February 23rd, 2007

Wile E. Coyote

"Fear lent him wings, as the saying goes."

Major John Smith
Lieutenant, in the next 15 minutes we have to create enough confusion to get out of here alive.
Lt. Morris Schaffer
Major, right now you got me about as confused as I ever hope to be.
You know, people say that Where Eagles Dare is unrealistic. That's nonsense. Most of those arguments are pretty easily dismissed. For example, people mention that Clint Eastwood and Ingrid Pitt kill too many Nazis to be believable, and that that it's silly that the Nazis can't shoot straight... but if you think about it, not only is the aim of many of them compromised by the surprising-in-context sight of Pitt's cleavage, but many of the Nazis are probably dying from exposure to Eastwood's Brock Sampson³ testosterone pheromones even before the bullets reach them. People say that the good guys escape unscathed, but there is the scene in which Richard Burton pricks his finger, after all. As for the argument that Pitt and Eastwood never run out of bullets, that's silly; neither do the Germans.

Yoinked from hadara is Collapse )
Gordon (Batman Begins)

This is kind of neat...

In an oddly progressive move for the company, they have created a Microsoft Excel document that you can use to create timesheets with. I can then e-mail the document as an attachment to my manager. It's rather easy to do, and seriously cuts down on the amount of times I have to show up at the office.


Billy Ray's Shattered Glass was a movie that managed to be both an exposé and a meditation on the nature of journalistic integrity. He attempts a similar feat with Breach, and while the results are interesting, they are also much more uneven. In the end, while I respected what he was doing with the film, it wound up feeling like less than the sum of its parts.

The most important part of the film is, of course, Chris Cooper as the contradiction-filled Robert Hanssen. The scenes with him are so good that it is all the more disappointing that the film falls apart when he isn't on the screen. And while the general arc that his and Ryan Phillippe's characters follow is somewhat familiar, it is given an extra spin by Cooper's multilayered performance. Ultimately, the film boils down to a portrayal of who Hanssen was, and somehow Cooper manages to make him a brusque, racist, creepy, angry and sexist right winger... and yet he still manages to evoke some empathy.


Laura Linney also appears as the agent who brings Phillippe into the operation. The portrayal of her character is another of the film's missteps; her relationship to Phillippe is way too personable, but she never manages to balance out the effect of Cooper's presence. Similarly, the scenes with Caroline Dhavernas as his wife and Bruce Davison as his father are unremarkable retreads of material that has been done better before elsewhere.

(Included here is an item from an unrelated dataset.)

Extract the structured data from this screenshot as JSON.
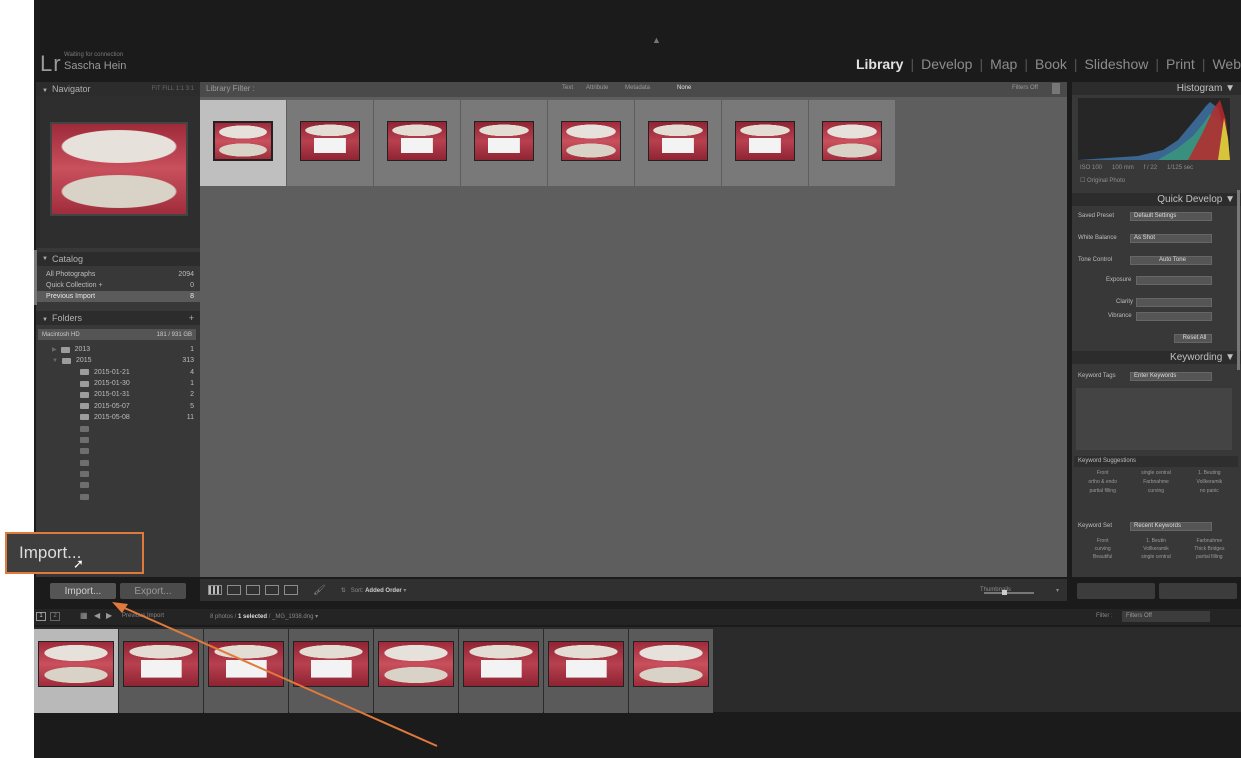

This is not to say that the film is bad. It isn't. It just never quite gets into the right groove for itself and it leads to a very anti-climactic finale. The movie emphasizes the relationship between Cooper and Phillippe, which means that it doesn't really delve much into why Hanssen did what he did, despite a throwaway scene towards the end of the film with Dennis Haysbert. The film is worth seeing for Cooper's work alone, however, but the rest of the movie never quite reaches its promise.

I did enjoy Mychael Danna's score, which was also integrated very well into the film.